Going line by line through the data below, report how many lines include the word "Armónicos", with nothing added.

━━━ Exercise material

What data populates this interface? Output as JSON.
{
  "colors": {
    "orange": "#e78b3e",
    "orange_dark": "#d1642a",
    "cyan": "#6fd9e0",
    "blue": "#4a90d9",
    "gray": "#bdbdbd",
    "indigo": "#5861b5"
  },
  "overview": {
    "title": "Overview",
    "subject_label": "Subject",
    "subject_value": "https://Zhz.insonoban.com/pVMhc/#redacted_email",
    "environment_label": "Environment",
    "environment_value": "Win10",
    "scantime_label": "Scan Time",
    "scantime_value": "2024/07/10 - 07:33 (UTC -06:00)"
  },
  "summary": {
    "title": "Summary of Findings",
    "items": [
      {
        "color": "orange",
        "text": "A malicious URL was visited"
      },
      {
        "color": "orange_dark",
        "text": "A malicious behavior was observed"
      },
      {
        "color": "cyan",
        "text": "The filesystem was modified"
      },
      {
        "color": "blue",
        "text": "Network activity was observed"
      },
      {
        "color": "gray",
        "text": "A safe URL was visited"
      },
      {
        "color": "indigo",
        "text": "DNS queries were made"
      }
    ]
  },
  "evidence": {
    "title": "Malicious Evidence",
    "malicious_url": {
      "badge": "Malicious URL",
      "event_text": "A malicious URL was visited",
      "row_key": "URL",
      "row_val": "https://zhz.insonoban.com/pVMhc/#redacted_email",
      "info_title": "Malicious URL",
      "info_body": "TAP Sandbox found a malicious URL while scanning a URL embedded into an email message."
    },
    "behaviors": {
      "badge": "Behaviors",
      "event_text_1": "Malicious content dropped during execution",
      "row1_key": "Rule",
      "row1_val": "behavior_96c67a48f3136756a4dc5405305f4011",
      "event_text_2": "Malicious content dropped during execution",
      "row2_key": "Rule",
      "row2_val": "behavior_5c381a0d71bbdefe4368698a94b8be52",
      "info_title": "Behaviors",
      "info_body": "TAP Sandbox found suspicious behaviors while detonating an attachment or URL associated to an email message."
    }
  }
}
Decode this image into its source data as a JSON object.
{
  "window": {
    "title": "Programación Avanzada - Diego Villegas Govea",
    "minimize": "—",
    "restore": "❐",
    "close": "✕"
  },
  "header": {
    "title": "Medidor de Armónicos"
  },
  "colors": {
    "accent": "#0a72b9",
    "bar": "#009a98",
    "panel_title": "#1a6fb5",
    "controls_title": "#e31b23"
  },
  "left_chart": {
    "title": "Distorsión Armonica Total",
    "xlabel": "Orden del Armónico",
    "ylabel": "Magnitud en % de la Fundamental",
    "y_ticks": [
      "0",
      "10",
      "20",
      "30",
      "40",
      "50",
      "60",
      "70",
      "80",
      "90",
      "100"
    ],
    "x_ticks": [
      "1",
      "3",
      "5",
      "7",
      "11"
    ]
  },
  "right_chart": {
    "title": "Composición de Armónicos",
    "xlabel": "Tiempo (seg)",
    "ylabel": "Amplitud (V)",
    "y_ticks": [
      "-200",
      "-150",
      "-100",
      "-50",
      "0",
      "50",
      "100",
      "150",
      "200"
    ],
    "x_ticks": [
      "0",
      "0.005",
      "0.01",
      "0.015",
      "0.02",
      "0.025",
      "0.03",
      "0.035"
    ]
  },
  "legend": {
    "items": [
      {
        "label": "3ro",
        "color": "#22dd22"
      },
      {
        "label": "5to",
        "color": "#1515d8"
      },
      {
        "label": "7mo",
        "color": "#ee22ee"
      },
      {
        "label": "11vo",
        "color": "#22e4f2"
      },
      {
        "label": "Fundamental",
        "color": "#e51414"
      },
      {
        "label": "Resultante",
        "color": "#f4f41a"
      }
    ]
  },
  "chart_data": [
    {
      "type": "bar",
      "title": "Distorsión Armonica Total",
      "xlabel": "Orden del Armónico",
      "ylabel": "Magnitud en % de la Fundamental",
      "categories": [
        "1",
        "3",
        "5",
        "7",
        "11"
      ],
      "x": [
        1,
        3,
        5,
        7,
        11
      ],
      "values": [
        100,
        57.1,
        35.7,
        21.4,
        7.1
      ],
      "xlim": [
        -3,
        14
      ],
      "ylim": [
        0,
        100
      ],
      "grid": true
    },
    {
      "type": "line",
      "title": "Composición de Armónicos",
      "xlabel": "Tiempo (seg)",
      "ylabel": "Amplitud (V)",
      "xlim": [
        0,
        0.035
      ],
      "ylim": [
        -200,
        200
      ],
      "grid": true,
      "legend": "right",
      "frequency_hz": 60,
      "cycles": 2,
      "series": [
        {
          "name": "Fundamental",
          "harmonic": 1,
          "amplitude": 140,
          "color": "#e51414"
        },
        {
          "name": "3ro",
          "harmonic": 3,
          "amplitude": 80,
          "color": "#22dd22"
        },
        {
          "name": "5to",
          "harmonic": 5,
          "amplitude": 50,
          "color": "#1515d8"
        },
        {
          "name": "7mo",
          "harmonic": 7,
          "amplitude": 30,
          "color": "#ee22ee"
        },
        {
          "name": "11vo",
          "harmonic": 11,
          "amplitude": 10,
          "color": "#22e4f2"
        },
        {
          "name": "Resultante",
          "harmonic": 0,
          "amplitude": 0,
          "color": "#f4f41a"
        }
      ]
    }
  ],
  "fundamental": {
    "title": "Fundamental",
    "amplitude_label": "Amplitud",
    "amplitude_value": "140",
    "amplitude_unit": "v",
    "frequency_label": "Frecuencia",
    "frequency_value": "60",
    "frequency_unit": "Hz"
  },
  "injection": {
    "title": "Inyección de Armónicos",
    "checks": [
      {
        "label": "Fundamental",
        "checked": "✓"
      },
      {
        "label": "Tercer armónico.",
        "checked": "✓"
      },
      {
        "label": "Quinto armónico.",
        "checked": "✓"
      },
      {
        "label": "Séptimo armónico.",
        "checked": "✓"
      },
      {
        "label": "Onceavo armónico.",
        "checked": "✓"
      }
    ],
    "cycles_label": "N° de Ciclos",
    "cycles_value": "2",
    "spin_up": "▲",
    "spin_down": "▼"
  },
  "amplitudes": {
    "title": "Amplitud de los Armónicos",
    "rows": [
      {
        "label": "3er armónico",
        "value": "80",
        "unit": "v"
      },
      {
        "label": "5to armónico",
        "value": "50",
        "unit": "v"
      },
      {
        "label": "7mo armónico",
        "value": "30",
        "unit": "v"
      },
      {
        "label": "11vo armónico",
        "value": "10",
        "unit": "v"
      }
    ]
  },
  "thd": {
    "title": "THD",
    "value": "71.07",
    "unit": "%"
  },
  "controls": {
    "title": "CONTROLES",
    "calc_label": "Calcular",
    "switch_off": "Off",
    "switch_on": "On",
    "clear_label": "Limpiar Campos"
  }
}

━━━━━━

Finished exercise:
5